Start of RECORDS SHOWN

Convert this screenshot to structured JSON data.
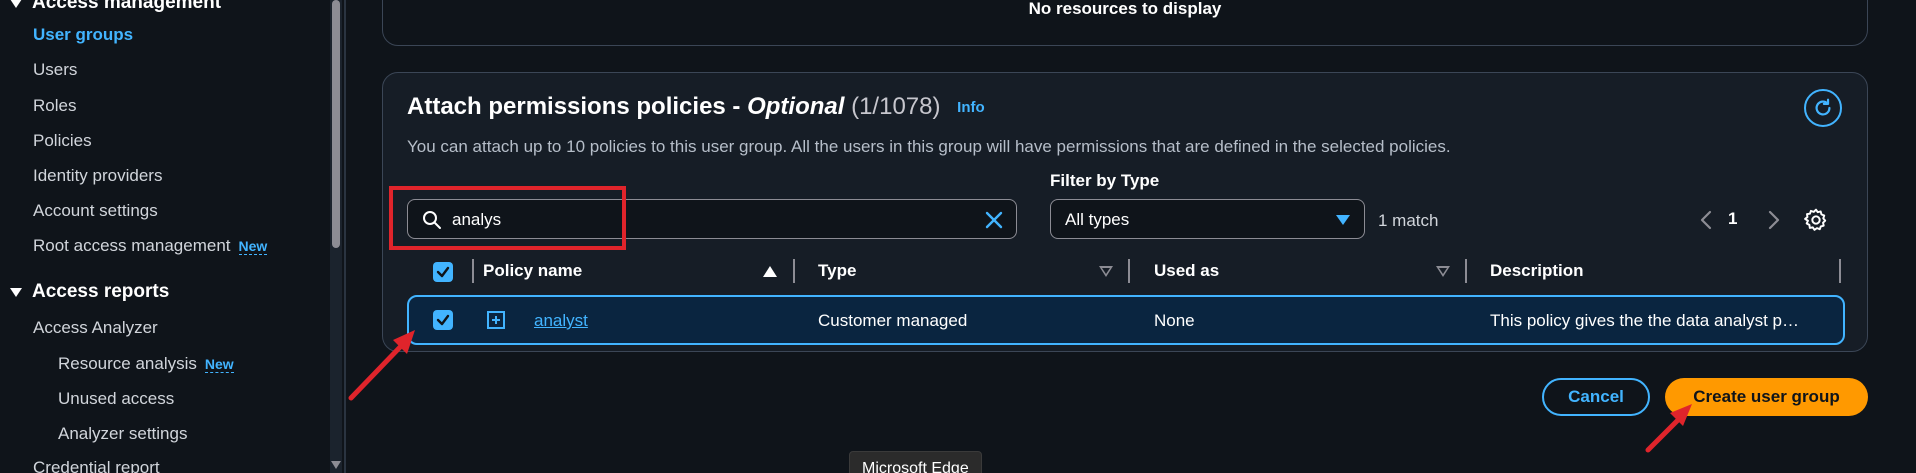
{
  "sidebar": {
    "access_management": "Access management",
    "items": [
      "User groups",
      "Users",
      "Roles",
      "Policies",
      "Identity providers",
      "Account settings"
    ],
    "root_access": "Root access management",
    "new_badge": "New",
    "access_reports": "Access reports",
    "access_analyzer": "Access Analyzer",
    "resource_analysis": "Resource analysis",
    "unused_access": "Unused access",
    "analyzer_settings": "Analyzer settings",
    "credential_report": "Credential report"
  },
  "top_card": {
    "empty_text": "No resources to display"
  },
  "policies_card": {
    "title": "Attach permissions policies - ",
    "title_optional": "Optional",
    "count": "(1/1078)",
    "info_link": "Info",
    "description": "You can attach up to 10 policies to this user group. All the users in this group will have permissions that are defined in the selected policies.",
    "search_value": "analys",
    "filter_label": "Filter by Type",
    "filter_value": "All types",
    "match_text": "1 match",
    "page_number": "1",
    "columns": [
      "Policy name",
      "Type",
      "Used as",
      "Description"
    ],
    "rows": [
      {
        "name": "analyst",
        "type": "Customer managed",
        "used_as": "None",
        "description": "This policy gives the the data analyst p…",
        "selected": true
      }
    ]
  },
  "actions": {
    "cancel": "Cancel",
    "create": "Create user group"
  },
  "tooltip": "Microsoft Edge",
  "colors": {
    "accent": "#42b4ff",
    "primary_button": "#ff9900",
    "annotation": "#e0242b",
    "background": "#0f141a"
  }
}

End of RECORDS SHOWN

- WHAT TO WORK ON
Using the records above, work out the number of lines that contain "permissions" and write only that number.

- COMPLETED TASK
2